Immigration to the US has risen tremendously in recent decades. Though media attention and popular discourse often focus on illegal immigrants or the high foreign-born presence among less-educated workers, the data show that immigrants are drawn from both ends of the education spectrum. At the low end, immigrants grew from 5% of workers with a high school degree or less in 1970 to 20.8% in 2010. At the high end, the figure rose from 7.3% to 18.2% for those with graduate degrees over the same period.1

a

A

Topics:  Labour markets Migration Productivity and Innovation

Tags:  US, growth, productivity, wages, immigration, innovation, complementarities, STEM

DynEmp: New cross-country evidence on the role of young firms in job creation, growth, and innovation

Chiara Criscuolo, Peter N. Gal, Carlo Menon 26 May 2014

a

A

Since well before the crisis, many OECD economies have been confronted with sluggish productivity growth. In the aftermath of the crisis, job creation has also stalled and has become an important policy issue. Business dynamics are at the core of the creative destruction process. Available evidence points to significant cross-country heterogeneity in the dynamism of businesses, even after taking into account differences in sectoral composition. This raises policymakers’ interest in understanding the role of framework conditions in this area.

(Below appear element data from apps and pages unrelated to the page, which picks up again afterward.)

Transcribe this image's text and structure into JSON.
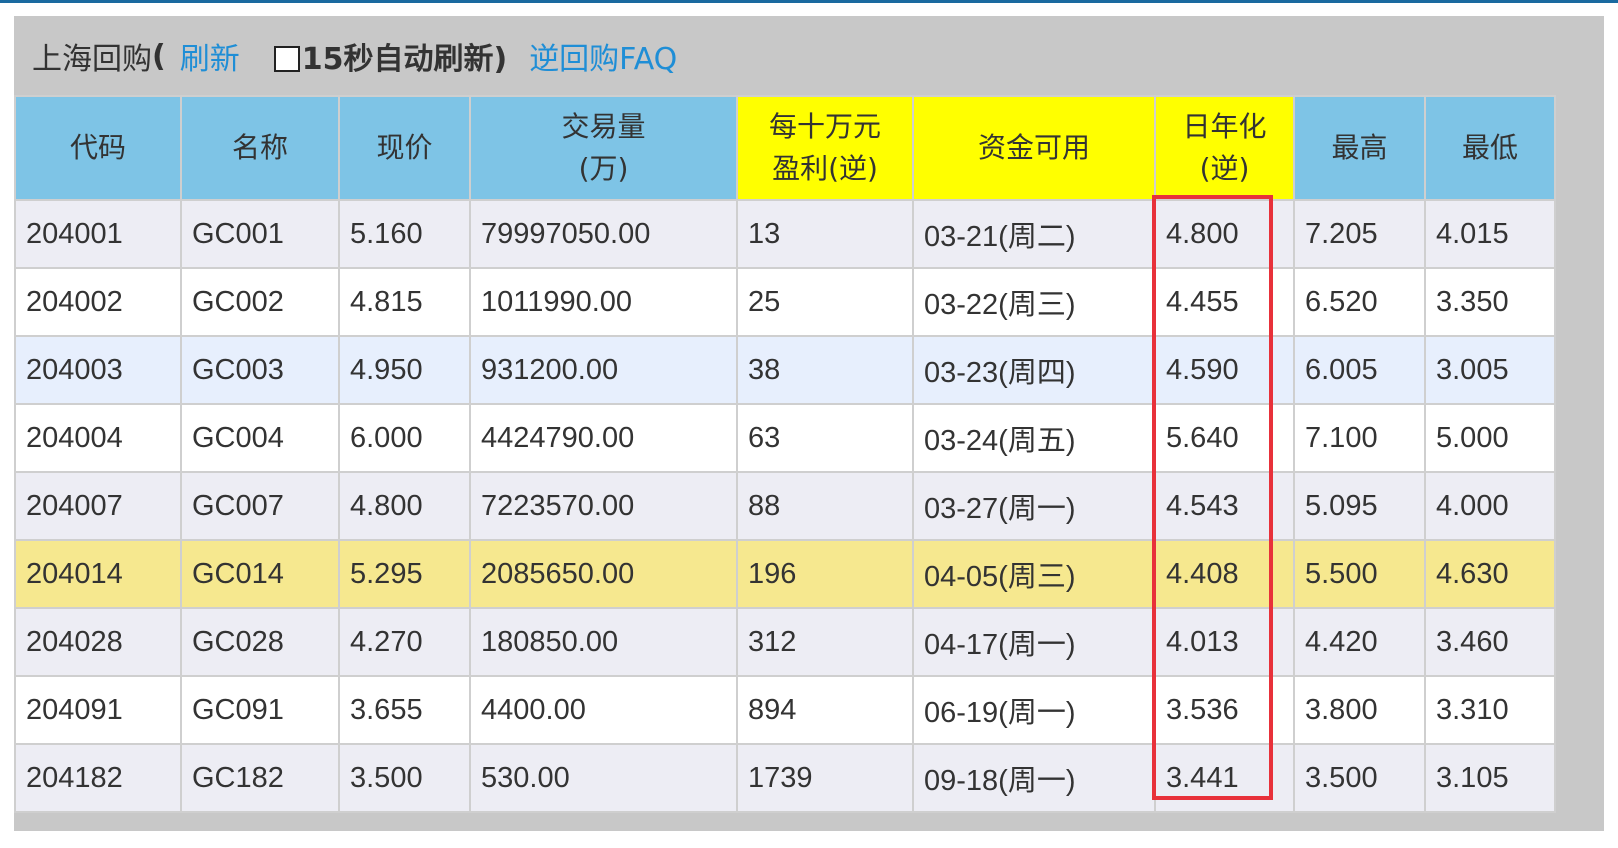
{
  "header": {
    "title": "上海回购",
    "paren_open": "(",
    "refresh_link": "刷新",
    "auto_refresh_label": "15秒自动刷新)",
    "faq_link": "逆回购FAQ"
  },
  "table": {
    "columns": [
      {
        "label": "代码"
      },
      {
        "label": "名称"
      },
      {
        "label": "现价"
      },
      {
        "label": "交易量",
        "label2": "(万)"
      },
      {
        "label": "每十万元",
        "label2": "盈利(逆)"
      },
      {
        "label": "资金可用"
      },
      {
        "label": "日年化",
        "label2": "(逆)"
      },
      {
        "label": "最高"
      },
      {
        "label": "最低"
      }
    ],
    "rows": [
      {
        "code": "204001",
        "name": "GC001",
        "price": "5.160",
        "volume": "79997050.00",
        "profit": "13",
        "available": "03-21(周二)",
        "annual": "4.800",
        "high": "7.205",
        "low": "4.015"
      },
      {
        "code": "204002",
        "name": "GC002",
        "price": "4.815",
        "volume": "1011990.00",
        "profit": "25",
        "available": "03-22(周三)",
        "annual": "4.455",
        "high": "6.520",
        "low": "3.350"
      },
      {
        "code": "204003",
        "name": "GC003",
        "price": "4.950",
        "volume": "931200.00",
        "profit": "38",
        "available": "03-23(周四)",
        "annual": "4.590",
        "high": "6.005",
        "low": "3.005"
      },
      {
        "code": "204004",
        "name": "GC004",
        "price": "6.000",
        "volume": "4424790.00",
        "profit": "63",
        "available": "03-24(周五)",
        "annual": "5.640",
        "high": "7.100",
        "low": "5.000"
      },
      {
        "code": "204007",
        "name": "GC007",
        "price": "4.800",
        "volume": "7223570.00",
        "profit": "88",
        "available": "03-27(周一)",
        "annual": "4.543",
        "high": "5.095",
        "low": "4.000"
      },
      {
        "code": "204014",
        "name": "GC014",
        "price": "5.295",
        "volume": "2085650.00",
        "profit": "196",
        "available": "04-05(周三)",
        "annual": "4.408",
        "high": "5.500",
        "low": "4.630"
      },
      {
        "code": "204028",
        "name": "GC028",
        "price": "4.270",
        "volume": "180850.00",
        "profit": "312",
        "available": "04-17(周一)",
        "annual": "4.013",
        "high": "4.420",
        "low": "3.460"
      },
      {
        "code": "204091",
        "name": "GC091",
        "price": "3.655",
        "volume": "4400.00",
        "profit": "894",
        "available": "06-19(周一)",
        "annual": "3.536",
        "high": "3.800",
        "low": "3.310"
      },
      {
        "code": "204182",
        "name": "GC182",
        "price": "3.500",
        "volume": "530.00",
        "profit": "1739",
        "available": "09-18(周一)",
        "annual": "3.441",
        "high": "3.500",
        "low": "3.105"
      }
    ]
  },
  "colors": {
    "header_blue": "#7ec4e6",
    "header_yellow": "#ffff00",
    "highlight_row": "#f6e88f",
    "link": "#1f8ed6",
    "annotation_red": "#e8313a"
  }
}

a

A

Topics:  Labour markets Productivity and Innovation

Tags:  R&D, employment, growth, OECD, job creation, business cycles, firms, start-ups

Democracy causes economic development?

Daron Acemoglu, Suresh Naidu, James A Robinson, Pascual Restrepo 19 May 2014

a

A

A belief that democracy is bad for economic growth is common in both academic political economy as well as the popular press. Robert Barro’s seminal research in this area concluded that “More political rights do not have an effect on growth...The first lesson is that democracy is not the key to economic growth” (Barro 1997, pp. 1 and 11). Meanwhile, reacting to the rise of China, New York Times columnist Tom Friedman argues:

a

A

Topics:  Development Economic history Education

Tags:  democracy, growth

Pages